* TASK BRIEF:
Scan the listing and copy each line where the word "kötelező" is present.

* RECORDS FOR THIS EXERCISE:
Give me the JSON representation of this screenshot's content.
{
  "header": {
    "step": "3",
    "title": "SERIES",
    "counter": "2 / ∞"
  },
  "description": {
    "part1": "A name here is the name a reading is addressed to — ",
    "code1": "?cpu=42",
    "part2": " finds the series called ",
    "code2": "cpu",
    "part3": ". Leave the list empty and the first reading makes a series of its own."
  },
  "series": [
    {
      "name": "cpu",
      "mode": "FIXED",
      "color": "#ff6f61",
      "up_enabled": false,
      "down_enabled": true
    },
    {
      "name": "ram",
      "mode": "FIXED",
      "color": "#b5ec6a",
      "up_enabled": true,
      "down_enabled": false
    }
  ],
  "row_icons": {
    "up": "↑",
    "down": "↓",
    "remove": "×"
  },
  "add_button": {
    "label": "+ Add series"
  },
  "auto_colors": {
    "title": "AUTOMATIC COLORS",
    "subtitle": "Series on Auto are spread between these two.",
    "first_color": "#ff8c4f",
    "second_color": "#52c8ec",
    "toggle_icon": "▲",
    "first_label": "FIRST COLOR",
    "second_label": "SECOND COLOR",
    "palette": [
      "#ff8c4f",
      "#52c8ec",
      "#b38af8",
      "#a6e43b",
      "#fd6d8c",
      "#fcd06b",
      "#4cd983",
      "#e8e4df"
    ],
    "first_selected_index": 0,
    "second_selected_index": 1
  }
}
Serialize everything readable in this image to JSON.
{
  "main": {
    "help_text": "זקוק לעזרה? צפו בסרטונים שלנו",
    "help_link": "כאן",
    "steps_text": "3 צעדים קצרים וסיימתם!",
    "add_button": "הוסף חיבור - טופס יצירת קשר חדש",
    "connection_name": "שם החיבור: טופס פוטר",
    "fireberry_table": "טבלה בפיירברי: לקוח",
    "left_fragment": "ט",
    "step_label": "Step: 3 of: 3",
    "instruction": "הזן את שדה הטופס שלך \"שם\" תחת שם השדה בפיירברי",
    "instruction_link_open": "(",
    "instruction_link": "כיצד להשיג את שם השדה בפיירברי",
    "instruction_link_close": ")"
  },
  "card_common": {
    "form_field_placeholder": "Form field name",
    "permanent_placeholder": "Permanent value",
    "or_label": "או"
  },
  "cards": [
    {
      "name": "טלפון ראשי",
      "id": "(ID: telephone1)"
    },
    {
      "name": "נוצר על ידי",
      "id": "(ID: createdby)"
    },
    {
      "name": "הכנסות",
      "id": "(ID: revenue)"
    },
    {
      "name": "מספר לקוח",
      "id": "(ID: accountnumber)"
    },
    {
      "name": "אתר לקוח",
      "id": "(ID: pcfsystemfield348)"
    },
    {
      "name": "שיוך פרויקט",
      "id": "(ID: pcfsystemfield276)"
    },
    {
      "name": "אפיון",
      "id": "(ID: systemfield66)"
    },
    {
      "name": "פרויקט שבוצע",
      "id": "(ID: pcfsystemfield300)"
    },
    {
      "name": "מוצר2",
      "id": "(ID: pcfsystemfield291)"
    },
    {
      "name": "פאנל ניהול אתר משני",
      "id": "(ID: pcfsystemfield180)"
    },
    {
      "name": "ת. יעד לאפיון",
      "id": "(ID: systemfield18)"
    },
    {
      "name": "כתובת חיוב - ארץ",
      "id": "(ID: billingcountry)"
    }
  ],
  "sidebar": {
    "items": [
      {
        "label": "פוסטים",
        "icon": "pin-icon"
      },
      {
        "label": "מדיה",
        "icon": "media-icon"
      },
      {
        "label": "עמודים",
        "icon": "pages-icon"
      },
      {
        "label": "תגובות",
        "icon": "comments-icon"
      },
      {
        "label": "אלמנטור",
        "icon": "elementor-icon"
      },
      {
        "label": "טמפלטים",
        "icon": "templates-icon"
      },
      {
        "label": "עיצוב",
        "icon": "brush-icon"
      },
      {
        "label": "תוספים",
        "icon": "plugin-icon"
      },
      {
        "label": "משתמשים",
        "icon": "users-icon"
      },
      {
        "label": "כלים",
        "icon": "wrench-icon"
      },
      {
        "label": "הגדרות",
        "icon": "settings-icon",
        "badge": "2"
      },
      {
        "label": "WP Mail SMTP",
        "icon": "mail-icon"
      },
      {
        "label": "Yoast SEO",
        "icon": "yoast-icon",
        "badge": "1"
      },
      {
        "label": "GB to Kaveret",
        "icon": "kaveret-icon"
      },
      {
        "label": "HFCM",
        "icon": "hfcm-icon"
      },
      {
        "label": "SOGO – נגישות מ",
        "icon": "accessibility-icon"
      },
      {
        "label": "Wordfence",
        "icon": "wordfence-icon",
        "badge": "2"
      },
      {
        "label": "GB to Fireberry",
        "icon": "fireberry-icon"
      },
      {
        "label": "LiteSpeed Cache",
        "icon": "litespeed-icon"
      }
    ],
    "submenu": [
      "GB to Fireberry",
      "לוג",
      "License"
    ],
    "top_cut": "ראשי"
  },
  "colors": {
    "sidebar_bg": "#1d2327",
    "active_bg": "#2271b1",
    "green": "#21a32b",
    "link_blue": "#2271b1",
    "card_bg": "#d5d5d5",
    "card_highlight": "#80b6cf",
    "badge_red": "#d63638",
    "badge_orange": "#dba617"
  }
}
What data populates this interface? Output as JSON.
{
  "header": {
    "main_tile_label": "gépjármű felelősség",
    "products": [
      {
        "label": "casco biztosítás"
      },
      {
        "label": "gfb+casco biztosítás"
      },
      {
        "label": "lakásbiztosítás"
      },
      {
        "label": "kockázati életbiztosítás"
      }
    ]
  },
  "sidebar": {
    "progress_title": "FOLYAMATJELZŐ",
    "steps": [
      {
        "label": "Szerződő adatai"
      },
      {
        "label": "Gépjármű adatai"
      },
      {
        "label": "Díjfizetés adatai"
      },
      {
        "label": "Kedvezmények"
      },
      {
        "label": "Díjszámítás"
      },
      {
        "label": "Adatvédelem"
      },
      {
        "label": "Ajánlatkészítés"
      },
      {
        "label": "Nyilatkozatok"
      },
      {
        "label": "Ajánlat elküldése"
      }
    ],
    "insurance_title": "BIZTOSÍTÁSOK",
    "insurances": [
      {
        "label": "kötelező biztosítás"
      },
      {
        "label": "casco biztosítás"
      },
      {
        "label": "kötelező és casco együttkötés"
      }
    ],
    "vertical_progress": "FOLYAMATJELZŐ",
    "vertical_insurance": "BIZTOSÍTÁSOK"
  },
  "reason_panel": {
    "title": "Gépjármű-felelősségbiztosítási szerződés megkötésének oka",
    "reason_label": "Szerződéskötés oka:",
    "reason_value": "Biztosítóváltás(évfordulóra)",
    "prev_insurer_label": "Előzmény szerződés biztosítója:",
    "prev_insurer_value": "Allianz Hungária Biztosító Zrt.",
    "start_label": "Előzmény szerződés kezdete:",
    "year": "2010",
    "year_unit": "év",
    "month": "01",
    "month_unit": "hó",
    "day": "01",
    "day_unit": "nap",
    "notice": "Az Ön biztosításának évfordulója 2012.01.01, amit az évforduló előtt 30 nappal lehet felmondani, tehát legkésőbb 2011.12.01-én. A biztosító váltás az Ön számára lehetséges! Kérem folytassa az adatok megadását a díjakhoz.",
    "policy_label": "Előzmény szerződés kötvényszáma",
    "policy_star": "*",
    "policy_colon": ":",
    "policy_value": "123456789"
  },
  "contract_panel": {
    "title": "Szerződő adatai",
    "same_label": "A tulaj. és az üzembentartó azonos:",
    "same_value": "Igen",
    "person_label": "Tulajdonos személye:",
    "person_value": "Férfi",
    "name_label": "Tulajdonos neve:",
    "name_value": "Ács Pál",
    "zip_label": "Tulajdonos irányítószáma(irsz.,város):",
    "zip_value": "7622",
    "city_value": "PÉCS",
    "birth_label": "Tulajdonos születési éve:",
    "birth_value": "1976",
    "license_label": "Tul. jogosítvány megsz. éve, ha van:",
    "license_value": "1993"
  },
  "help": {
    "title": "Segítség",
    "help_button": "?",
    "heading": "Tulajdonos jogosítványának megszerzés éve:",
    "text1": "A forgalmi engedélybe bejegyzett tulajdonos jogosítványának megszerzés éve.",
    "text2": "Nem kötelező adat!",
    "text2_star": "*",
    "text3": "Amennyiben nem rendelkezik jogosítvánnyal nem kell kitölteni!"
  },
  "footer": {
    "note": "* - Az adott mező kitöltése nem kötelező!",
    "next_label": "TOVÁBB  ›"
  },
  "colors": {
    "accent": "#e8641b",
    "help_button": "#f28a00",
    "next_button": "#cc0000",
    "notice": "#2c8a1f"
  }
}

* WRITTEN REPLY:
        "label": "kötelező biztosítás"
        "label": "kötelező és casco együttkötés"
    "text2": "Nem kötelező adat!",
    "note": "* - Az adott mező kitöltése nem kötelező!",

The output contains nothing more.